- images are stored in /images/* and images should be grouped in logically named directories (for example: /images/icons/famfamfam/*)
- whenever images are used, optimize them for the web (in Photoshop: file --> Save for Web & Devices --> jpeg 80%)
- we develop using the NetBeans IDE tightly integrates with Groovy & Grails (install the Groovy & Grails plugin)
Tabs & Indentation
- use the following settings for tabbing and indentation
[[Image:Screen shot 2009-11-02 at 3.10.53 PM.png]]
- Commit logical changesets
- When you commit a change to the repository, make sure your change reflects a single purpose: the fixing of a specific bug, the addition of a new feature, or some particular task. Your commit will create a new revision number which can forever be used as a "name" for the change.
- if you break the repository you have to get cake!
- In Java, naming conventions for identifiers have been established and suggested by various Java communities such as Sun Microsystem<ref>"Code Conventions for the Java Programming Language", Section 9: "Naming Conventions"</ref>, Netscape<ref>"NETSCAPE'S SOFTWARE CODING STANDARDS GUIDE FOR JAVA", Collab Software Coding Standards Guide for Java</ref>, AmbySoft?<ref>"AmbySoft? Inc. Coding Standards for Java v17.01d", http://www.ambysoft.com/essays/javaCodingStandards.html</ref> and etc. A sample of naming conventions set by Sun Microsystem are listed below:
|Identifier Type||Rules for Naming||Examples|
|Classes||Class names should be nouns, in mixed case with the first letter of each internal word capitalized. Try to keep your class names simple and descriptive. Use whole words-avoid acronyms and abbreviations (unless the abbreviation is much more widely used than the long form, such as URL or HTML).||class Raster;class ImageSprite?;|
|Methods||Methods should be verbs, in mixed case with the first letter lowercase, with the first letter of each internal word capitalized.||run(); runFast(); getBackground();|

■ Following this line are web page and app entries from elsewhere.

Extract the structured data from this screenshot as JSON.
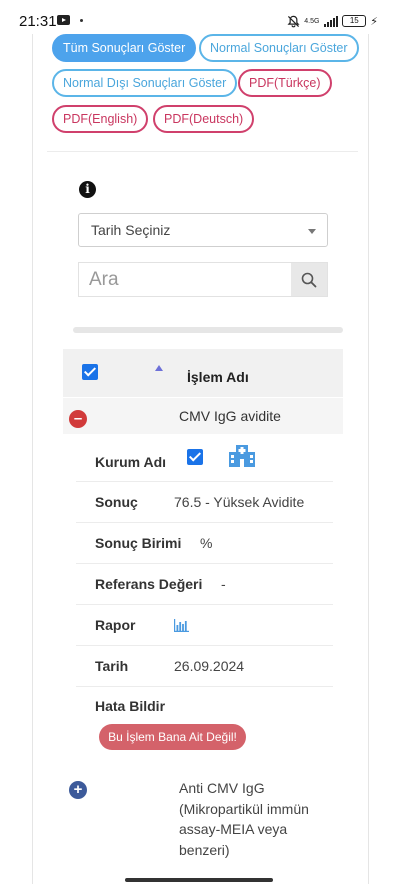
{
  "status_bar": {
    "time": "21:31",
    "network": "4.5G",
    "battery": "15"
  },
  "filters": {
    "all_results": "Tüm Sonuçları Göster",
    "normal_results": "Normal Sonuçları Göster",
    "abnormal_results": "Normal Dışı Sonuçları Göster",
    "pdf_tr": "PDF(Türkçe)",
    "pdf_en": "PDF(English)",
    "pdf_de": "PDF(Deutsch)"
  },
  "date_select": {
    "selected": "Tarih Seçiniz"
  },
  "search": {
    "placeholder": "Ara"
  },
  "table": {
    "header": "İşlem Adı",
    "rows": [
      {
        "title": "CMV IgG avidite",
        "expanded": true,
        "details": {
          "institution_label": "Kurum Adı",
          "result_label": "Sonuç",
          "result_value": "76.5 - Yüksek Avidite",
          "unit_label": "Sonuç Birimi",
          "unit_value": "%",
          "reference_label": "Referans Değeri",
          "reference_value": "-",
          "report_label": "Rapor",
          "date_label": "Tarih",
          "date_value": "26.09.2024",
          "report_error_label": "Hata Bildir",
          "report_error_button": "Bu İşlem Bana Ait Değil!"
        }
      },
      {
        "title": "Anti CMV IgG (Mikropartikül immün assay-MEIA veya benzeri)",
        "expanded": false
      }
    ]
  },
  "colors": {
    "primary_blue": "#4da3ec",
    "pdf_red": "#d0406c",
    "error_button": "#d4626a",
    "collapse_red": "#d13a3a",
    "expand_blue": "#3c5a9a"
  }
}
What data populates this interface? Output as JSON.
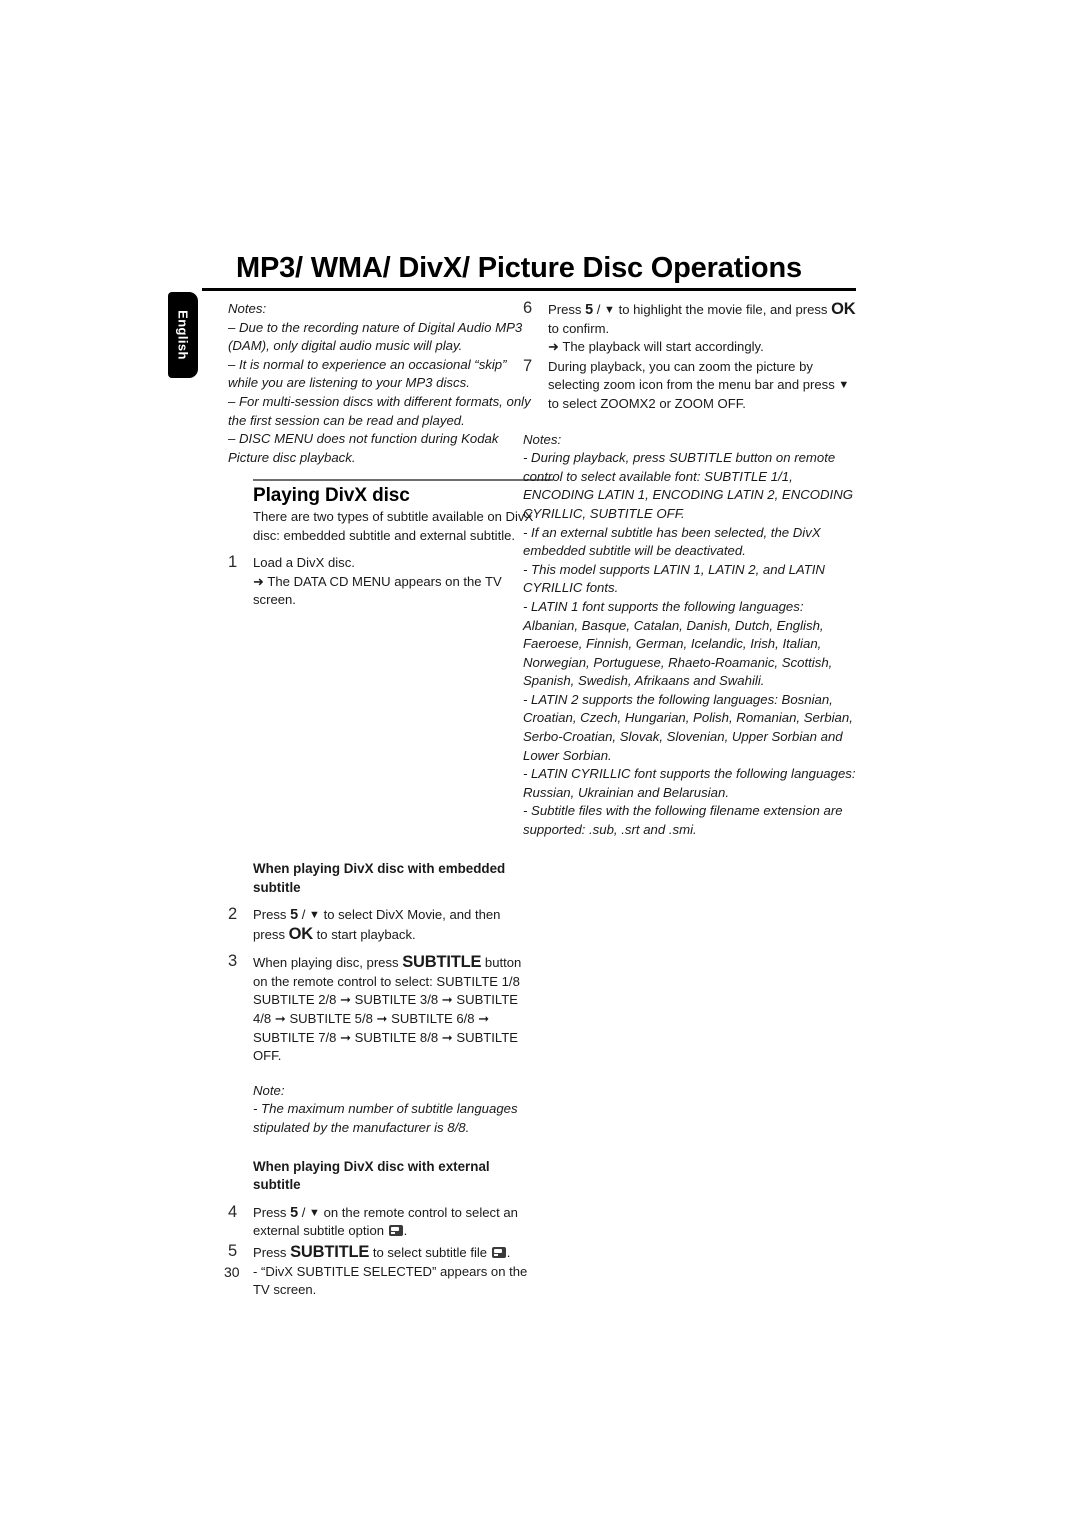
{
  "page": {
    "title": "MP3/ WMA/ DivX/ Picture Disc Operations",
    "language_tab": "English",
    "page_number": "30"
  },
  "left_column": {
    "notes_top": {
      "heading": "Notes:",
      "items": [
        "–  Due to the recording nature of Digital Audio MP3 (DAM), only digital audio music will play.",
        "–  It is normal to experience an occasional “skip” while you are listening to your MP3 discs.",
        "–  For multi-session discs with different formats, only the first session can be read and played.",
        "–  DISC MENU does not function during Kodak Picture disc playback."
      ]
    },
    "section_heading": "Playing DivX disc",
    "intro_paragraph": "There are two types of subtitle available on DivX disc: embedded subtitle and external subtitle.",
    "step1": {
      "number": "1",
      "text": "Load a DivX disc.",
      "arrow_text": "The DATA CD MENU appears on the TV screen."
    },
    "subheading_embedded": "When playing DivX disc with embedded subtitle",
    "step2": {
      "number": "2",
      "part1": "Press ",
      "key_up": "5",
      "slash": " / ",
      "key_down": "▼",
      "part2": " to select DivX Movie, and then press ",
      "key_ok": "OK",
      "part3": " to start playback."
    },
    "step3": {
      "number": "3",
      "part1": "When playing disc, press ",
      "key_subtitle": "SUBTITLE",
      "part2": " button on the remote control to select: SUBTILTE 1/8 ",
      "chain": "SUBTILTE 2/8 ➞ SUBTILTE 3/8 ➞ SUBTILTE 4/8 ➞ SUBTILTE 5/8 ➞ SUBTILTE 6/8 ➞ SUBTILTE 7/8 ➞ SUBTILTE 8/8 ➞ SUBTILTE OFF."
    },
    "note_mid": {
      "heading": "Note:",
      "text": "- The maximum number of subtitle languages stipulated by the manufacturer is 8/8."
    },
    "subheading_external": "When playing DivX disc with external subtitle",
    "step4": {
      "number": "4",
      "part1": "Press ",
      "key_up": "5",
      "slash": " / ",
      "key_down": "▼",
      "part2": " on the remote control to select an external subtitle option ",
      "icon": "subtitle-icon",
      "part3": "."
    },
    "step5": {
      "number": "5",
      "part1": "Press ",
      "key_subtitle": "SUBTITLE",
      "part2": " to select subtitle file ",
      "icon": "subtitle-icon",
      "part3": ".",
      "dash_text": "- “DivX SUBTITLE SELECTED” appears on the TV screen."
    }
  },
  "right_column": {
    "step6": {
      "number": "6",
      "part1": "Press ",
      "key_up": "5",
      "slash": " / ",
      "key_down": "▼",
      "part2": " to highlight the movie file, and press ",
      "key_ok": "OK",
      "part3": " to confirm.",
      "arrow_text": "The playback will start accordingly."
    },
    "step7": {
      "number": "7",
      "part1": "During playback, you can zoom the picture by selecting zoom icon from the menu bar and press ",
      "key_down": "▼",
      "part2": " to select ZOOMX2 or ZOOM OFF."
    },
    "notes": {
      "heading": "Notes:",
      "items": [
        "- During playback, press SUBTITLE button on remote control to select available font: SUBTITLE 1/1, ENCODING LATIN 1, ENCODING LATIN 2, ENCODING CYRILLIC, SUBTITLE OFF.",
        "- If an external subtitle has been selected, the DivX embedded subtitle will be deactivated.",
        "- This model supports LATIN 1, LATIN 2, and LATIN CYRILLIC fonts.",
        "- LATIN 1 font supports the following languages: Albanian, Basque, Catalan, Danish, Dutch, English, Faeroese, Finnish, German, Icelandic, Irish, Italian, Norwegian, Portuguese, Rhaeto-Roamanic, Scottish, Spanish, Swedish, Afrikaans and Swahili.",
        "- LATIN 2 supports the following languages: Bosnian, Croatian, Czech, Hungarian, Polish, Romanian, Serbian, Serbo-Croatian, Slovak, Slovenian, Upper Sorbian and Lower Sorbian.",
        "- LATIN CYRILLIC font supports the following languages: Russian, Ukrainian and Belarusian.",
        "- Subtitle files with the following filename extension are supported: .sub, .srt and .smi."
      ]
    }
  },
  "colors": {
    "text": "#1a1a1a",
    "rule_dark": "#000000",
    "rule_gray": "#6e6e6e",
    "tab_bg": "#000000",
    "tab_text": "#ffffff"
  }
}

|Variables||Except for variables, all instance, class, and class constants are in mixed case with a lowercase first letter. Internal words start with capital letters. Variable names should not start with underscore _ or dollar sign $ characters, even though both are allowed. Variable names should be short yet meaningful. The choice of a variable name should be mnemonic- that is, designed to indicate to the casual observer the intent of its use. One-character variable names should be avoided except for temporary "throwaway" variables. Common names for temporary variables are i, j, k, m, and n for integers; c, d, and e for characters.|
|int i; char c; float myWidth;|
Note: while class names start with an uppercase character, instances of classes are variables and hence start with a lowercase character.